If something is worth photographing, it’s probably worth photographing from multiple angles. It’s easy to start high, at eye-level, because that’s how you see the world. Most photographers arrive on location and immediately extend their tripod legs to bring the camera to eye-level. This is the most comfortable place to shoot and you should definitely make a picture at eye-level. But you should also get down and see how low you can go.

This gnarly log was interesting and showed potential, so I shot it first at eye-level.
This gnarly log was interesting and showed potential, so I shot it first at eye-level.

Get Down Low

Lowering your tripod will give you a whole new photograph. If you told me I had to shoot with one lens for the rest of my life, I’d be okay with that because I can always change my perspective and get a new picture. However, if you said I could have any lens I want but must shoot at eye-level forever, I think I’d go crazy. Moving your camera to different height is the simplest way to change perspective, and it’s always worth doing with every subject.

How Low Can You Go?

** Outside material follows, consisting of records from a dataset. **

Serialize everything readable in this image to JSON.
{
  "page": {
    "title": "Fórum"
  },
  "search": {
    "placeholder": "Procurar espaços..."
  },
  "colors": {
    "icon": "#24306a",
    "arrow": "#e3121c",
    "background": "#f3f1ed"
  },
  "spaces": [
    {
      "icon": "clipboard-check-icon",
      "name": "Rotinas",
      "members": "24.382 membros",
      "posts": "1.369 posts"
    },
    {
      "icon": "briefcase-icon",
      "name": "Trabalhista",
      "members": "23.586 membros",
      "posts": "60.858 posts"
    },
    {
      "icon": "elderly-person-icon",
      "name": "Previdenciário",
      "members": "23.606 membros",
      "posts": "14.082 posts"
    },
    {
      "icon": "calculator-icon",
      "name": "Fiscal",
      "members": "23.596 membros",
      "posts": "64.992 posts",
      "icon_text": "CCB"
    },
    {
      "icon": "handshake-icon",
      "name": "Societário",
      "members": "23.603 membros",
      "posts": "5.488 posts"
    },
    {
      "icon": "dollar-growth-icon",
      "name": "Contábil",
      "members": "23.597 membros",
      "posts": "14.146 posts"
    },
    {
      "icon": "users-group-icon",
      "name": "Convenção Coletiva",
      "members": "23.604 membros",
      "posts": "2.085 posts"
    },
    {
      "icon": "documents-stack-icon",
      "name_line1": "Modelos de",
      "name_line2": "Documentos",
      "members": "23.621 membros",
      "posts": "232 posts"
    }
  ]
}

The shot above was made with my tripod just about as low as it will go, but if I can go lower, I can make another distinct picture with minimal effort. Floating next to me I found a split log that I stabilized underwater with a few stones. My Platypod Max is ideal for getting even lower than my tripod can go. In this case, I put the Platypod on the log which positions the lens barely above the water. Sure, I can hand-hold my camera that low and make a picture, but with a steady platform like this I can even shoot long exposures and brackets for HDR.

As you change perspective, you may also change lenses. In the last few shots, I kept the camera low and swapped to a wider lens, and with a wide lens you’ll get more impact by getting closer to the subject, which is another way to change perspective. When you move your camera you’ll see things completely differently.

One More Thing

I like using my tripod for tall shots and my Platypod for low shots. However, I don’t like carrying two heads to use with two platforms, and I despise the idea of unscrewing the head from the tripod and screwing it on the Platypod, and vice versa. Fortunately, the all-knowing creators of the Platypod Max had this problem in mind and included not only a titanium stud for mounting a head, but also threaded holes for mounting directly to the tripod. I just put my head on the Platypod and put the Platypod on the tripod. Less weight and quick switching. Plus, the titanium studs and aluminum plate won’t rust, so I’m not concerned when I get low on the water. I love this tool.

Conclusion

Find a good shot and shoot it several times from various heights. You made the effort to get to the good location, so you might as well make sure you see all it has to offer. Shoot high, get down, and get lower.